  1. I think it’s fair to say that I would do just about anything…and I am not afraid of pain nor hard work if it takes that…

    Maybe it’s a fault of mine, but I don’t give up easily on someone and even if it kills me I won’t let go…

    That is just how I am.

    I don’t feel I can be any other way.

    Love is not the sickly sweet romantic hollywood junk we get force fed to us from an early age.

    Love is doing and being whatever you both need to be and do to make it work.

  2. Raeburn

    Love and relationships take hard work. It requires understanding, compromise, and continued maintenance. Many people, married or not, find it unnecessary or daunting to think about counseling or couples therapy — this is especially true if they are in a healthy relationship.

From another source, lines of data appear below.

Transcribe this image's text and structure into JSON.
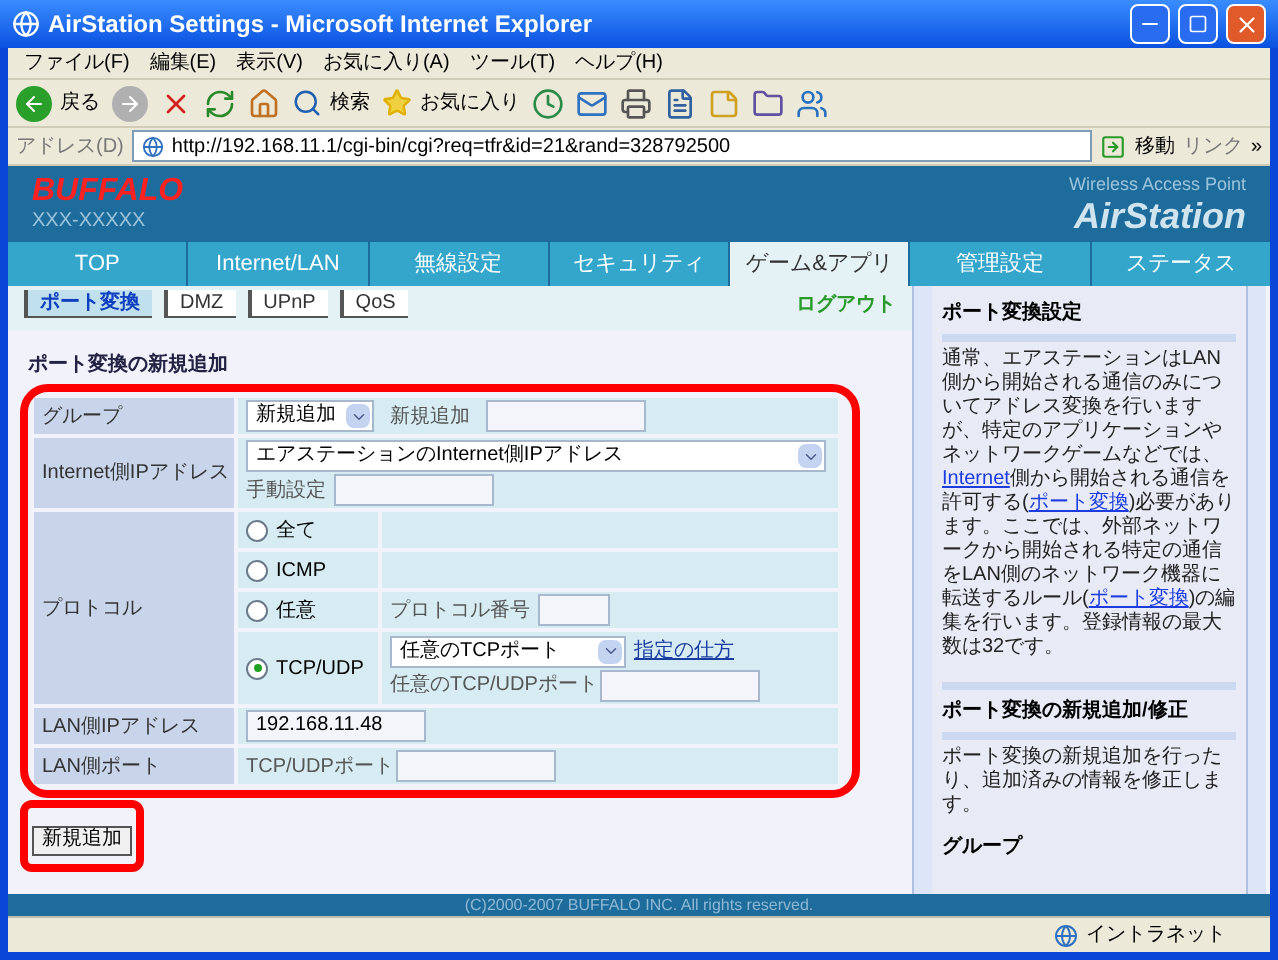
{
  "window": {
    "title": "AirStation Settings - Microsoft Internet Explorer"
  },
  "menu": [
    "ファイル(F)",
    "編集(E)",
    "表示(V)",
    "お気に入り(A)",
    "ツール(T)",
    "ヘルプ(H)"
  ],
  "toolbar": {
    "back": "戻る",
    "search": "検索",
    "favorites": "お気に入り"
  },
  "address_bar": {
    "label": "アドレス(D)",
    "url": "http://192.168.11.1/cgi-bin/cgi?req=tfr&id=21&rand=328792500",
    "go": "移動",
    "links": "リンク",
    "more": "»"
  },
  "banner": {
    "logo": "BUFFALO",
    "model": "XXX-XXXXX",
    "subtitle": "Wireless Access Point",
    "product": "AirStation"
  },
  "nav_tabs": [
    {
      "label": "TOP",
      "selected": false
    },
    {
      "label": "Internet/LAN",
      "selected": false
    },
    {
      "label": "無線設定",
      "selected": false
    },
    {
      "label": "セキュリティ",
      "selected": false
    },
    {
      "label": "ゲーム&アプリ",
      "selected": true
    },
    {
      "label": "管理設定",
      "selected": false
    },
    {
      "label": "ステータス",
      "selected": false
    }
  ],
  "sub_tabs": [
    {
      "label": "ポート変換",
      "selected": true
    },
    {
      "label": "DMZ",
      "selected": false
    },
    {
      "label": "UPnP",
      "selected": false
    },
    {
      "label": "QoS",
      "selected": false
    }
  ],
  "logout": "ログアウト",
  "form": {
    "title": "ポート変換の新規追加",
    "group": {
      "label": "グループ",
      "select": "新規追加",
      "new_label": "新規追加"
    },
    "internet_ip": {
      "label": "Internet側IPアドレス",
      "select": "エアステーションのInternet側IPアドレス",
      "manual_label": "手動設定"
    },
    "protocol": {
      "label": "プロトコル",
      "options": [
        {
          "kind": "plain",
          "label": "全て",
          "selected": false
        },
        {
          "kind": "plain",
          "label": "ICMP",
          "selected": false
        },
        {
          "kind": "number",
          "label": "任意",
          "selected": false,
          "field_label": "プロトコル番号"
        },
        {
          "kind": "port",
          "label": "TCP/UDP",
          "selected": true,
          "select": "任意のTCPポート",
          "help_link": "指定の仕方",
          "field_label": "任意のTCP/UDPポート"
        }
      ]
    },
    "lan_ip": {
      "label": "LAN側IPアドレス",
      "value": "192.168.11.48"
    },
    "lan_port": {
      "label": "LAN側ポート",
      "field_label": "TCP/UDPポート"
    },
    "submit": "新規追加"
  },
  "help": {
    "title": "ポート変換設定",
    "paragraph": [
      {
        "text": "通常、エアステーションはLAN側から開始される通信のみについてアドレス変換を行いますが、特定のアプリケーションやネットワークゲームなどでは、",
        "link": false
      },
      {
        "text": "Internet",
        "link": true
      },
      {
        "text": "側から開始される通信を許可する(",
        "link": false
      },
      {
        "text": "ポート変換",
        "link": true
      },
      {
        "text": ")必要があります。ここでは、外部ネットワークから開始される特定の通信をLAN側のネットワーク機器に転送するルール(",
        "link": false
      },
      {
        "text": "ポート変換",
        "link": true
      },
      {
        "text": ")の編集を行います。登録情報の最大数は32です。",
        "link": false
      }
    ],
    "section_title": "ポート変換の新規追加/修正",
    "section_text": "ポート変換の新規追加を行ったり、追加済みの情報を修正します。",
    "group_title": "グループ"
  },
  "copyright": "(C)2000-2007 BUFFALO INC. All rights reserved.",
  "status_bar": {
    "zone": "イントラネット"
  }
}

    1. Thank you for the comment. As you would know, many couples undertake therapy when it is far too late and the relationship is already severely damaged. Yes, it can be daunting and also unproductive, confirming what was suspected anyway. I like your comment concerning continued maintenance which is where couples therapy could play a role in healthy relationships, rather like servicing a car.